I agree and fully support your storyhunter idea. I believe that in a world where new media is developing so fast,- especially now that you can easily upload videos to the internet- It is time to make more use of it. I think it's sad that many news reports use old video footages or even have none to show. I believe that in the times of war, or any kind of conflict going on in a country for example Syria, Egypt etc. , the existence of citizen journalism should be praised. In many cases journalists do not have access to a country or an area where a conflict or event is occurring.

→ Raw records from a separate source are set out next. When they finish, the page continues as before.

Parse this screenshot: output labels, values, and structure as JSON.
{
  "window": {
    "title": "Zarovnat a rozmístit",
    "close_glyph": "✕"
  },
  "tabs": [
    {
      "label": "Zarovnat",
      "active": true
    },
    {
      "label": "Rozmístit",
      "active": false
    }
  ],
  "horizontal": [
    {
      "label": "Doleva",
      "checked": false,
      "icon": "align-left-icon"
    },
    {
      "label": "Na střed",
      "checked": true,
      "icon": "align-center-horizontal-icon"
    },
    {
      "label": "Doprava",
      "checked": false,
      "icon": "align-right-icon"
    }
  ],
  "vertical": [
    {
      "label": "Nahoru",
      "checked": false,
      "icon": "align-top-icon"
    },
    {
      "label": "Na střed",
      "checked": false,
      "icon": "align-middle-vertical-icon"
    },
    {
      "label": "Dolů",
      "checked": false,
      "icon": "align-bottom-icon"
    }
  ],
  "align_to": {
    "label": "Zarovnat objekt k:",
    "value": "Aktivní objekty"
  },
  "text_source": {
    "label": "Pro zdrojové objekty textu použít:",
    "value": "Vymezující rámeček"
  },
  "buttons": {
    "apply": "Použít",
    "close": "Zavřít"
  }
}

In this case I have great faith in your story hunter project as they way I understand it, it is a collaboration between a journalist and citizen journalists that have one common vision: To share the truth with the world.

Stella Fidelia said...

In recent years, we witnessed a dramatic shift in the way we get our news; citizens with a smartphone can now film world events faster than large media companies. Scores of professional news operations have shut down their foreign bureaus. News aggregators are abundant, recycling the same stories over and over. i agree and fully support your storyhunter idea. And I have a question for you, Is there another way that you use to take advantage of technological changes in addition to the video journalists? I believe with the development in technology, especially with the ease to upload videos and access them quickly, and we should use it and make the most of it.